Records START

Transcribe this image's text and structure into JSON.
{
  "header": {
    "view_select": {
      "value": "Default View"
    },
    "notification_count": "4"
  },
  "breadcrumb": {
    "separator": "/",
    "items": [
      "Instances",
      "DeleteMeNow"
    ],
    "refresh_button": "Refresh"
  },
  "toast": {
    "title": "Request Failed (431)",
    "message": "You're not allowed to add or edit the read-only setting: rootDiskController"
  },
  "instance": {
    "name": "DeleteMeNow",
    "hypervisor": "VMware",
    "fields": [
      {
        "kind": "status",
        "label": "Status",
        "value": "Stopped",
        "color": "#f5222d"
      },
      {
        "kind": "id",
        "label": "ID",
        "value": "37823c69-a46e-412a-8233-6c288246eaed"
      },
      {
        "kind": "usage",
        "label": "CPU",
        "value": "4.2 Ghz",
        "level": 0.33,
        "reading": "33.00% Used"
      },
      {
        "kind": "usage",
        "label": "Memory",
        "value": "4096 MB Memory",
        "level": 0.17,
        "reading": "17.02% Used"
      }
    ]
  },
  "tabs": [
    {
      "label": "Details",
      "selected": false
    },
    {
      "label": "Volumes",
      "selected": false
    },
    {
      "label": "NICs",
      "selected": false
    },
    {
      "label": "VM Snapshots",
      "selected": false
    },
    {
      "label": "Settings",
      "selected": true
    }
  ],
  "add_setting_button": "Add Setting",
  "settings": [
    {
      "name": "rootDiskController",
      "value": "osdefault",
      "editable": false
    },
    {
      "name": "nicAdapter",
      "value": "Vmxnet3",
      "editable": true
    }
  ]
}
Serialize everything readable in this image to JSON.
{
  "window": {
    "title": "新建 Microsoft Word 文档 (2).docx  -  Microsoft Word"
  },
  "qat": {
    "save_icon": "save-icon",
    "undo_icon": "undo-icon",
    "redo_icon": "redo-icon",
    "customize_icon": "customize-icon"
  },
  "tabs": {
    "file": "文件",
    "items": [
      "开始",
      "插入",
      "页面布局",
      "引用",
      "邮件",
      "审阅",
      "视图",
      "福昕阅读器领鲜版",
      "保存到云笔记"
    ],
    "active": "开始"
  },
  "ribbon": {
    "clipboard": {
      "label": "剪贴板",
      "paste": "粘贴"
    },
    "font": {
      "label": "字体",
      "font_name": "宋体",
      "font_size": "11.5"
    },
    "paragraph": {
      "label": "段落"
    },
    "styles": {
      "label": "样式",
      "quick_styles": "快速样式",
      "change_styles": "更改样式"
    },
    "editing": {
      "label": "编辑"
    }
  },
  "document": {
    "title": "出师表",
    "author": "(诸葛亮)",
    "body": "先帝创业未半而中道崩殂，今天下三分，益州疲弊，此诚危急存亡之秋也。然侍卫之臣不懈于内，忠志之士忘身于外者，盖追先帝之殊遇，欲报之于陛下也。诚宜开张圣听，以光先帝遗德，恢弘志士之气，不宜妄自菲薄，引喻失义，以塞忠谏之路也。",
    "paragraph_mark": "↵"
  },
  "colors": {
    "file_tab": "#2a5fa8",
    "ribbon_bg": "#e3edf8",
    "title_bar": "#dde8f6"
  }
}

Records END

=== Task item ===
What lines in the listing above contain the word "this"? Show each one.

=== Expected output ===
Transcribe this image's text and structure into JSON.
Serialize everything readable in this image to JSON.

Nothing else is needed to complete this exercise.